--- GIVEN RECORDS ---
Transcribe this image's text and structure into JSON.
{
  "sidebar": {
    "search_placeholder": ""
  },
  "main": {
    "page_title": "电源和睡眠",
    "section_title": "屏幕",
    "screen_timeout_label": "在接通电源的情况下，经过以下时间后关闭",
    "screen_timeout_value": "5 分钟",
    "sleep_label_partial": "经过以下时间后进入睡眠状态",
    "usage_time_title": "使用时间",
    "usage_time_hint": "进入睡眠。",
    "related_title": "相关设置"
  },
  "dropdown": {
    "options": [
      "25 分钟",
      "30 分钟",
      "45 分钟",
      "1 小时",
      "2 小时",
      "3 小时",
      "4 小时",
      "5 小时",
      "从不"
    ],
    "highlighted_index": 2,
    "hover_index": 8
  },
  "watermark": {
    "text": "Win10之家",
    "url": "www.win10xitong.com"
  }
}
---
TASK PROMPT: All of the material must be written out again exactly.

ANSWER:
Transcribe this image's text and structure into JSON.
{
  "sidebar": {
    "search_placeholder": ""
  },
  "main": {
    "page_title": "电源和睡眠",
    "section_title": "屏幕",
    "screen_timeout_label": "在接通电源的情况下，经过以下时间后关闭",
    "screen_timeout_value": "5 分钟",
    "sleep_label_partial": "经过以下时间后进入睡眠状态",
    "usage_time_title": "使用时间",
    "usage_time_hint": "进入睡眠。",
    "related_title": "相关设置"
  },
  "dropdown": {
    "options": [
      "25 分钟",
      "30 分钟",
      "45 分钟",
      "1 小时",
      "2 小时",
      "3 小时",
      "4 小时",
      "5 小时",
      "从不"
    ],
    "highlighted_index": 2,
    "hover_index": 8
  },
  "watermark": {
    "text": "Win10之家",
    "url": "www.win10xitong.com"
  }
}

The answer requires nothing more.